◆ WORK INSTRUCTIONS ◆
From first entry to last, give the listing again verbatim.

◆ INPUT DATA ◆
----

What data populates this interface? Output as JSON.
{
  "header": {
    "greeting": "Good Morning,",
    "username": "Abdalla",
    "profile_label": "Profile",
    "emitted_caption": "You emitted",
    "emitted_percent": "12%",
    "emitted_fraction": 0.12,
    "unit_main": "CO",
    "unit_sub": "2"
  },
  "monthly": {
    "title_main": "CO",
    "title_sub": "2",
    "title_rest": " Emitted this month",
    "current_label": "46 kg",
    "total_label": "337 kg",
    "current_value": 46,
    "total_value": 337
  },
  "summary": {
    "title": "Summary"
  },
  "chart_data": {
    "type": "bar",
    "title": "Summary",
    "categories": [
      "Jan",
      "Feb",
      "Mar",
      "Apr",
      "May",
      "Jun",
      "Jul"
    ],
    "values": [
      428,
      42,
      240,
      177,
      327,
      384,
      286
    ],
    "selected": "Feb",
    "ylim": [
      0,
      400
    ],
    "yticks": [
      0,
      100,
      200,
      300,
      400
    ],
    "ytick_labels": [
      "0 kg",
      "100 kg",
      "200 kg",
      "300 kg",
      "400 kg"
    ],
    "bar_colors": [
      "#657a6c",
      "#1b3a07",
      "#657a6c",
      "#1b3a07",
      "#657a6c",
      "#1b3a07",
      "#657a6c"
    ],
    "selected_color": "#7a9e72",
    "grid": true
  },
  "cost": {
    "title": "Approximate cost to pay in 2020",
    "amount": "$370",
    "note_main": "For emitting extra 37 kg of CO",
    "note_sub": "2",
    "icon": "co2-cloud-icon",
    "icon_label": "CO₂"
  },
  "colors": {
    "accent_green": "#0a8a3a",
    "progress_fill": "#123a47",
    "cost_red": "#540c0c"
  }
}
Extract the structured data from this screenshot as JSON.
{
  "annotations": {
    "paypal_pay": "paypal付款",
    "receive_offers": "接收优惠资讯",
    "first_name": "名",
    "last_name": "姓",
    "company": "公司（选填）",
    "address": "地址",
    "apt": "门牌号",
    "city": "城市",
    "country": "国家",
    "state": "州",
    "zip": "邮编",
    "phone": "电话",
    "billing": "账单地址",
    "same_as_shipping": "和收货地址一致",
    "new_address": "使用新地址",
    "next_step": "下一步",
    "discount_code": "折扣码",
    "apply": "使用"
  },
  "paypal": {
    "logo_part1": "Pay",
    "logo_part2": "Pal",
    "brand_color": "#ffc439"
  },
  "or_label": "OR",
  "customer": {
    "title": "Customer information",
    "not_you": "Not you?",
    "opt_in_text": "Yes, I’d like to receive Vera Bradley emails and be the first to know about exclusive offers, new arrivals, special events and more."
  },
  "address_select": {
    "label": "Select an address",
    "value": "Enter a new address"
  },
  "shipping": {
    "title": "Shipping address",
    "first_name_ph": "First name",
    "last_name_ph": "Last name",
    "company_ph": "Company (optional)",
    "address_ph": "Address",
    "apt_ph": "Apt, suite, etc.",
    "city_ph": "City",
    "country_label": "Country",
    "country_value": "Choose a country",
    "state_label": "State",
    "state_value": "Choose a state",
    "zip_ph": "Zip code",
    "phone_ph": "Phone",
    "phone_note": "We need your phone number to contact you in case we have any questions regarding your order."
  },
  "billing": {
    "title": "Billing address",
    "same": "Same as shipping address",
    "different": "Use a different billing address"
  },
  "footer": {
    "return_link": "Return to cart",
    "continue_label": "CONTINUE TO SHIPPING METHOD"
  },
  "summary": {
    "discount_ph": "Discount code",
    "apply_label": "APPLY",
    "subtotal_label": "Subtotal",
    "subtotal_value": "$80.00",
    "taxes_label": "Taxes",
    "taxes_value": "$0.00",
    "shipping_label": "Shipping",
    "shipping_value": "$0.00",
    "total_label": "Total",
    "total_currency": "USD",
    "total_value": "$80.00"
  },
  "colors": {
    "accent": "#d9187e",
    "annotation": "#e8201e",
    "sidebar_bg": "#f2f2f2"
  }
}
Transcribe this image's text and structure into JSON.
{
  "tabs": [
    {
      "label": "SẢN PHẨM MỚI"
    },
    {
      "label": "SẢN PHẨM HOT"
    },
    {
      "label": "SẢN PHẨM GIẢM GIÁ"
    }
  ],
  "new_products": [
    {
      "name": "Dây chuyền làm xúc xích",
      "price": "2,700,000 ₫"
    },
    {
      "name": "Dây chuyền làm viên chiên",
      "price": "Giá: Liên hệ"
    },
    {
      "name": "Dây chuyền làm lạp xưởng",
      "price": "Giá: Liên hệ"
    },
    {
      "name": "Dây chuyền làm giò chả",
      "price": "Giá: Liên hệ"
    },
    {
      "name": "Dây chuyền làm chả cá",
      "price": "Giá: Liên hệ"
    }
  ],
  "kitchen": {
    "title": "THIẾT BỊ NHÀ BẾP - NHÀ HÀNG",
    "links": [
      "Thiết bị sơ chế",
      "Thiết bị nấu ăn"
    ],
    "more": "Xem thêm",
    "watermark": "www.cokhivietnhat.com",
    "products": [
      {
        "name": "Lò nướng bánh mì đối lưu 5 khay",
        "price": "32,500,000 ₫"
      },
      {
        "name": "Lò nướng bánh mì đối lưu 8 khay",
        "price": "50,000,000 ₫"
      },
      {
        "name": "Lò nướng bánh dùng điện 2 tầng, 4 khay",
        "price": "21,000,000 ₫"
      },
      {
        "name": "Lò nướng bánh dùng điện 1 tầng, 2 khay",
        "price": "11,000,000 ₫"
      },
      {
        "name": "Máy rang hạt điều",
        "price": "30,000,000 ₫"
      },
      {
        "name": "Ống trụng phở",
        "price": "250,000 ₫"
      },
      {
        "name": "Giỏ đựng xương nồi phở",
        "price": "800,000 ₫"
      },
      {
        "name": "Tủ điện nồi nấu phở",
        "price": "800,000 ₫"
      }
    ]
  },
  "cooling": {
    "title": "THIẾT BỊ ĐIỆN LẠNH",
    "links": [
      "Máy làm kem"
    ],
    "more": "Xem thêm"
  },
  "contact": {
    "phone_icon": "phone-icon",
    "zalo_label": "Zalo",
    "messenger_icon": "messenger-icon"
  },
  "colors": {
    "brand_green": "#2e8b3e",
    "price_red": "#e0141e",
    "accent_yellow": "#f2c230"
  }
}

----

◆ RESPONSE ◆
What data populates this interface? Output as JSON.
{
  "header": {
    "greeting": "Good Morning,",
    "username": "Abdalla",
    "profile_label": "Profile",
    "emitted_caption": "You emitted",
    "emitted_percent": "12%",
    "emitted_fraction": 0.12,
    "unit_main": "CO",
    "unit_sub": "2"
  },
  "monthly": {
    "title_main": "CO",
    "title_sub": "2",
    "title_rest": " Emitted this month",
    "current_label": "46 kg",
    "total_label": "337 kg",
    "current_value": 46,
    "total_value": 337
  },
  "summary": {
    "title": "Summary"
  },
  "chart_data": {
    "type": "bar",
    "title": "Summary",
    "categories": [
      "Jan",
      "Feb",
      "Mar",
      "Apr",
      "May",
      "Jun",
      "Jul"
    ],
    "values": [
      428,
      42,
      240,
      177,
      327,
      384,
      286
    ],
    "selected": "Feb",
    "ylim": [
      0,
      400
    ],
    "yticks": [
      0,
      100,
      200,
      300,
      400
    ],
    "ytick_labels": [
      "0 kg",
      "100 kg",
      "200 kg",
      "300 kg",
      "400 kg"
    ],
    "bar_colors": [
      "#657a6c",
      "#1b3a07",
      "#657a6c",
      "#1b3a07",
      "#657a6c",
      "#1b3a07",
      "#657a6c"
    ],
    "selected_color": "#7a9e72",
    "grid": true
  },
  "cost": {
    "title": "Approximate cost to pay in 2020",
    "amount": "$370",
    "note_main": "For emitting extra 37 kg of CO",
    "note_sub": "2",
    "icon": "co2-cloud-icon",
    "icon_label": "CO₂"
  },
  "colors": {
    "accent_green": "#0a8a3a",
    "progress_fill": "#123a47",
    "cost_red": "#540c0c"
  }
}
Extract the structured data from this screenshot as JSON.
{
  "annotations": {
    "paypal_pay": "paypal付款",
    "receive_offers": "接收优惠资讯",
    "first_name": "名",
    "last_name": "姓",
    "company": "公司（选填）",
    "address": "地址",
    "apt": "门牌号",
    "city": "城市",
    "country": "国家",
    "state": "州",
    "zip": "邮编",
    "phone": "电话",
    "billing": "账单地址",
    "same_as_shipping": "和收货地址一致",
    "new_address": "使用新地址",
    "next_step": "下一步",
    "discount_code": "折扣码",
    "apply": "使用"
  },
  "paypal": {
    "logo_part1": "Pay",
    "logo_part2": "Pal",
    "brand_color": "#ffc439"
  },
  "or_label": "OR",
  "customer": {
    "title": "Customer information",
    "not_you": "Not you?",
    "opt_in_text": "Yes, I’d like to receive Vera Bradley emails and be the first to know about exclusive offers, new arrivals, special events and more."
  },
  "address_select": {
    "label": "Select an address",
    "value": "Enter a new address"
  },
  "shipping": {
    "title": "Shipping address",
    "first_name_ph": "First name",
    "last_name_ph": "Last name",
    "company_ph": "Company (optional)",
    "address_ph": "Address",
    "apt_ph": "Apt, suite, etc.",
    "city_ph": "City",
    "country_label": "Country",
    "country_value": "Choose a country",
    "state_label": "State",
    "state_value": "Choose a state",
    "zip_ph": "Zip code",
    "phone_ph": "Phone",
    "phone_note": "We need your phone number to contact you in case we have any questions regarding your order."
  },
  "billing": {
    "title": "Billing address",
    "same": "Same as shipping address",
    "different": "Use a different billing address"
  },
  "footer": {
    "return_link": "Return to cart",
    "continue_label": "CONTINUE TO SHIPPING METHOD"
  },
  "summary": {
    "discount_ph": "Discount code",
    "apply_label": "APPLY",
    "subtotal_label": "Subtotal",
    "subtotal_value": "$80.00",
    "taxes_label": "Taxes",
    "taxes_value": "$0.00",
    "shipping_label": "Shipping",
    "shipping_value": "$0.00",
    "total_label": "Total",
    "total_currency": "USD",
    "total_value": "$80.00"
  },
  "colors": {
    "accent": "#d9187e",
    "annotation": "#e8201e",
    "sidebar_bg": "#f2f2f2"
  }
}
Transcribe this image's text and structure into JSON.
{
  "tabs": [
    {
      "label": "SẢN PHẨM MỚI"
    },
    {
      "label": "SẢN PHẨM HOT"
    },
    {
      "label": "SẢN PHẨM GIẢM GIÁ"
    }
  ],
  "new_products": [
    {
      "name": "Dây chuyền làm xúc xích",
      "price": "2,700,000 ₫"
    },
    {
      "name": "Dây chuyền làm viên chiên",
      "price": "Giá: Liên hệ"
    },
    {
      "name": "Dây chuyền làm lạp xưởng",
      "price": "Giá: Liên hệ"
    },
    {
      "name": "Dây chuyền làm giò chả",
      "price": "Giá: Liên hệ"
    },
    {
      "name": "Dây chuyền làm chả cá",
      "price": "Giá: Liên hệ"
    }
  ],
  "kitchen": {
    "title": "THIẾT BỊ NHÀ BẾP - NHÀ HÀNG",
    "links": [
      "Thiết bị sơ chế",
      "Thiết bị nấu ăn"
    ],
    "more": "Xem thêm",
    "watermark": "www.cokhivietnhat.com",
    "products": [
      {
        "name": "Lò nướng bánh mì đối lưu 5 khay",
        "price": "32,500,000 ₫"
      },
      {
        "name": "Lò nướng bánh mì đối lưu 8 khay",
        "price": "50,000,000 ₫"
      },
      {
        "name": "Lò nướng bánh dùng điện 2 tầng, 4 khay",
        "price": "21,000,000 ₫"
      },
      {
        "name": "Lò nướng bánh dùng điện 1 tầng, 2 khay",
        "price": "11,000,000 ₫"
      },
      {
        "name": "Máy rang hạt điều",
        "price": "30,000,000 ₫"
      },
      {
        "name": "Ống trụng phở",
        "price": "250,000 ₫"
      },
      {
        "name": "Giỏ đựng xương nồi phở",
        "price": "800,000 ₫"
      },
      {
        "name": "Tủ điện nồi nấu phở",
        "price": "800,000 ₫"
      }
    ]
  },
  "cooling": {
    "title": "THIẾT BỊ ĐIỆN LẠNH",
    "links": [
      "Máy làm kem"
    ],
    "more": "Xem thêm"
  },
  "contact": {
    "phone_icon": "phone-icon",
    "zalo_label": "Zalo",
    "messenger_icon": "messenger-icon"
  },
  "colors": {
    "brand_green": "#2e8b3e",
    "price_red": "#e0141e",
    "accent_yellow": "#f2c230"
  }
}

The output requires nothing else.